The girl was alarmed and lost no time in taking whatever she could lay her hands on and ran away into the night.

Before long the ogress was back and finding the girl gone, she was furious. She beat the dog to death and then ran along the trail to catch of the girl.

When the girl heard the ogress coming after her, she threw down the brush, which at once took root and grew up into a thick bush, delaying the ogress in her pursuit. When she finally came out of the bush, the girl had succeeded in putting herself at some distance from her pursuer. But the ogress ran fast and came close to the frightened girl.

The girl now threw away the millet in her . Seeing the millet scattered along the trail, the ogress said to herself, “Ah, here is my millet.” And she took the time to pick up every grain of millet.

Meanwhile, the girl gained another mountain, but before too long the ogress was close behind her.

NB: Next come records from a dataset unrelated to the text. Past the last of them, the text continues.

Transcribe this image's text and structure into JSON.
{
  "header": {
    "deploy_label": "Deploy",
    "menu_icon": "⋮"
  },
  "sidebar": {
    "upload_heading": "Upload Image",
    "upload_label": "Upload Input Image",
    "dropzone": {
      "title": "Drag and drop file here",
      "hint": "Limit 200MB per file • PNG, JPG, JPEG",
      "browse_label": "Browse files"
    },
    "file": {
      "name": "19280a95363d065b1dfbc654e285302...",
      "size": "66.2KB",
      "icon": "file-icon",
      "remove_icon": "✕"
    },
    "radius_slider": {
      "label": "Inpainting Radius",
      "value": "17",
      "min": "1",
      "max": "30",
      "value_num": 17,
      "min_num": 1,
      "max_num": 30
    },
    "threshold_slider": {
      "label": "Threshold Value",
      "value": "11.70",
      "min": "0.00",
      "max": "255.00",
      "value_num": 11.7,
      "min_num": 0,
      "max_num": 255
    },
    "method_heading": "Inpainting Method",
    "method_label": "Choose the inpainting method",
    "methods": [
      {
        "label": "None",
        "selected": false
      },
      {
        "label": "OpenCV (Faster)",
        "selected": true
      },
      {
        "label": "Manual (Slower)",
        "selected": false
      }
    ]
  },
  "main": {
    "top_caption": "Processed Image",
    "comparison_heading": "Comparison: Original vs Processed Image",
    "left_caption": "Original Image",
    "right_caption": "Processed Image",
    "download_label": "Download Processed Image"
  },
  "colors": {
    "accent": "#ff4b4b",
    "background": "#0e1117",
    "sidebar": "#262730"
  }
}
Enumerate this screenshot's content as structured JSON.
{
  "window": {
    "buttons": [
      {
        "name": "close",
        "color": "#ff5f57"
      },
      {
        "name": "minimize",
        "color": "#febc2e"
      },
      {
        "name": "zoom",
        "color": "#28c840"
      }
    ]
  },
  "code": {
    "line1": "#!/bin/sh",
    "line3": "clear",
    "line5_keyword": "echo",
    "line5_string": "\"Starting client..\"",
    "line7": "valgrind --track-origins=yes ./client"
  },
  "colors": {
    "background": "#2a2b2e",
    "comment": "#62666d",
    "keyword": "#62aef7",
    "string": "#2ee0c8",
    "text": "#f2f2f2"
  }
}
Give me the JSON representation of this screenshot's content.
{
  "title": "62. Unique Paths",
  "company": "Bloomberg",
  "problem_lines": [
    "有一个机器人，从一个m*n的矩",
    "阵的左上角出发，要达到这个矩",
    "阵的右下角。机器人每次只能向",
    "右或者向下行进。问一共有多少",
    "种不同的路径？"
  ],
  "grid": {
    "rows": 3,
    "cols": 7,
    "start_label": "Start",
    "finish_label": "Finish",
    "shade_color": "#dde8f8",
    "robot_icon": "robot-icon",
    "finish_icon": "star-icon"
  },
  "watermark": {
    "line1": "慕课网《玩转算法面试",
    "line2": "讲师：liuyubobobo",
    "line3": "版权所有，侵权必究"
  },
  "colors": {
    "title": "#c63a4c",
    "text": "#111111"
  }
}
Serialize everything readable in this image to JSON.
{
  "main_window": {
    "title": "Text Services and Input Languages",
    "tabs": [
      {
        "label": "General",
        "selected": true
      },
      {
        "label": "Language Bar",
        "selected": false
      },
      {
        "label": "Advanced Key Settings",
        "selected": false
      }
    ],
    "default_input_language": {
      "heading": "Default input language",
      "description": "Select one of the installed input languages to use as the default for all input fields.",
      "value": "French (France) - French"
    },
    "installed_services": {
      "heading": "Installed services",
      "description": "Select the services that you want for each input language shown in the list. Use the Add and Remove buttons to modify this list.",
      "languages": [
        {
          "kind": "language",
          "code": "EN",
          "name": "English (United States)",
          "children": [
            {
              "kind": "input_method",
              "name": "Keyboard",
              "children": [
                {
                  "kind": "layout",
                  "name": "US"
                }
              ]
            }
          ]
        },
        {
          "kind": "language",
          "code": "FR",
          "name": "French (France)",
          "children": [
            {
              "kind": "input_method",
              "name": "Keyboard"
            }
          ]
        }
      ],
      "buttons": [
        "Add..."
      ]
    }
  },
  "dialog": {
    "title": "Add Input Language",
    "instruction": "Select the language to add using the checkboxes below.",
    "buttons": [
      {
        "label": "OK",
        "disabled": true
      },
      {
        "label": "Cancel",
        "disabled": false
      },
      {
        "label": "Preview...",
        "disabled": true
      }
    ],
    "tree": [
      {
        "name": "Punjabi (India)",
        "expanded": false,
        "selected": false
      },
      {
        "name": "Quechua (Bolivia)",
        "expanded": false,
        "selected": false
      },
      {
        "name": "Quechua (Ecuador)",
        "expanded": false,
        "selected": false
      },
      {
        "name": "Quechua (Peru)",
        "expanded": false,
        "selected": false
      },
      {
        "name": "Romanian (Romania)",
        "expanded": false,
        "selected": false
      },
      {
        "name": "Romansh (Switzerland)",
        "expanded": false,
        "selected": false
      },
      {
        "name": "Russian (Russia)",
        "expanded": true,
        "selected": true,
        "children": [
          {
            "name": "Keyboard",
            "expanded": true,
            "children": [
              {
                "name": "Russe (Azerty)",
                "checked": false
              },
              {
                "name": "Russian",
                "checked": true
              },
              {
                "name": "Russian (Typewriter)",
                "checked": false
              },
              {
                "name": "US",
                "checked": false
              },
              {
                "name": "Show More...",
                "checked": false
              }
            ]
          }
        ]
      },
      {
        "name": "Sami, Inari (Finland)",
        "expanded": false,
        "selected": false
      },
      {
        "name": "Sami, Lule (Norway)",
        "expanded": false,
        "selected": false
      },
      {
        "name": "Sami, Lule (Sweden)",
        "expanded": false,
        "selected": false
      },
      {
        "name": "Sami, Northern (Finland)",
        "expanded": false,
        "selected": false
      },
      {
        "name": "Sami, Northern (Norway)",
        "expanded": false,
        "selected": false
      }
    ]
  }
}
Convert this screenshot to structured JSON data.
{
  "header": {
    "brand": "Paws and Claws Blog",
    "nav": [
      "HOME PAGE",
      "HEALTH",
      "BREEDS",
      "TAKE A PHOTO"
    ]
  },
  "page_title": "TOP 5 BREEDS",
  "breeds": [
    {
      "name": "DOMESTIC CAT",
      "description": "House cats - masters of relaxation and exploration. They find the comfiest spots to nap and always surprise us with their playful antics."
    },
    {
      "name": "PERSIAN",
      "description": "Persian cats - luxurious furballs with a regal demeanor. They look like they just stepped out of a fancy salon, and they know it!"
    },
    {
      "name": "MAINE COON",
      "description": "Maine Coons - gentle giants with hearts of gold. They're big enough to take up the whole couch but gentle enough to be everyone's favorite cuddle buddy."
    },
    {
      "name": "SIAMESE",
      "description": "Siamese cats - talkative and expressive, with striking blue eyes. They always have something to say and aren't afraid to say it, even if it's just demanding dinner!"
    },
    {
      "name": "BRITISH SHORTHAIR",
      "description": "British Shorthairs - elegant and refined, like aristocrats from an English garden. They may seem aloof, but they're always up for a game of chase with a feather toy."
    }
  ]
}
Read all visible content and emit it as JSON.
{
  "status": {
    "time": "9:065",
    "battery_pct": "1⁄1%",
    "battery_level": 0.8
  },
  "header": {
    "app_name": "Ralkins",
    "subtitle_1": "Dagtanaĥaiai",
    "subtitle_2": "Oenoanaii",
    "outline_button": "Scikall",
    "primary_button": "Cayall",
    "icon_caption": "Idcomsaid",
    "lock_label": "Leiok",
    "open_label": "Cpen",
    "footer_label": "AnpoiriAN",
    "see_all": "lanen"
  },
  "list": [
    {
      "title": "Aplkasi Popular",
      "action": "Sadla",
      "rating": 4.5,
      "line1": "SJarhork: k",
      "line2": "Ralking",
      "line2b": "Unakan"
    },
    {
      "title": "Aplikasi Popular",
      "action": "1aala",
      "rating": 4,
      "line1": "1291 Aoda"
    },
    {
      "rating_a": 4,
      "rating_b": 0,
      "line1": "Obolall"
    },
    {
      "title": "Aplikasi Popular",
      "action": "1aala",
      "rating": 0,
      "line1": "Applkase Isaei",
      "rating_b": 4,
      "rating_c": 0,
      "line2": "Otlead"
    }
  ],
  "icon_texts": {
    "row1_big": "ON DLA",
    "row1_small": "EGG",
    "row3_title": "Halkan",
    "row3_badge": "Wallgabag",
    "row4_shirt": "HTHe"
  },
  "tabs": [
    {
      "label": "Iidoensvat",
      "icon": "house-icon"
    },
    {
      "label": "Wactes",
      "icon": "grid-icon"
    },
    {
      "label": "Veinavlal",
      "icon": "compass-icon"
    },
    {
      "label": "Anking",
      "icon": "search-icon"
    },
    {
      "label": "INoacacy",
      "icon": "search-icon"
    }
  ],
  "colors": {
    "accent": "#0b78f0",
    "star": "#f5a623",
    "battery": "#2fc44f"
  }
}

The girl threw down the maize.

“Ah, here is my maize,” said the ogress when she came up; she stopped once more to gather the maize.

The ogress then ran faster than before and the girl threw away the rice.

Before long the ogress was picking up each grain of rice while the girl reached another range of mountains.

Yet before too long the ogress overtook the girl, who now threw away the wheat. “Ah, here is my wheat,” said the ogress and she stopped long enough to pick it.

The girl reached yet another mountain, but without looking back she knew that the ogress was again close upon her heels. She threw away the barley and ran as she had never run before in her life.

The ogress, seeing the barley, stopped to pick every grain, and then she too ran faster than she had run before.

Having nothing left with her to delay the ogress, the girl in desperation called upon heaven for help, “Oh, kind God, save me. The ogress is going to catch up with me.”

And just as the ogress reached out her hands for the girl, a rope dangled before her. She grasped it and was pulled upwards to heaven, safe from the wicked, old ogress.

Seeing the girl vanish in the clouds, the ogress sat down and cried, ‘oh, kind God, send down a rope for me too’.

“Oh, I have just awakened,” said a voice in heaven.

“Send me a rope, please,” implored the ogress.

“I am putting on my clothes,” said the god in heaven.

“Please,” said the ogress,” Hurry up and pull me.”

“Oh, I am lighting the ,” said the voice.

“Please, please……..” implored the ogress.

And then there was a rope before her. The ogress took hold of it and she was pulled up. But before she was halfway up to heaven, the rope broke and the ogress fell down like a stone.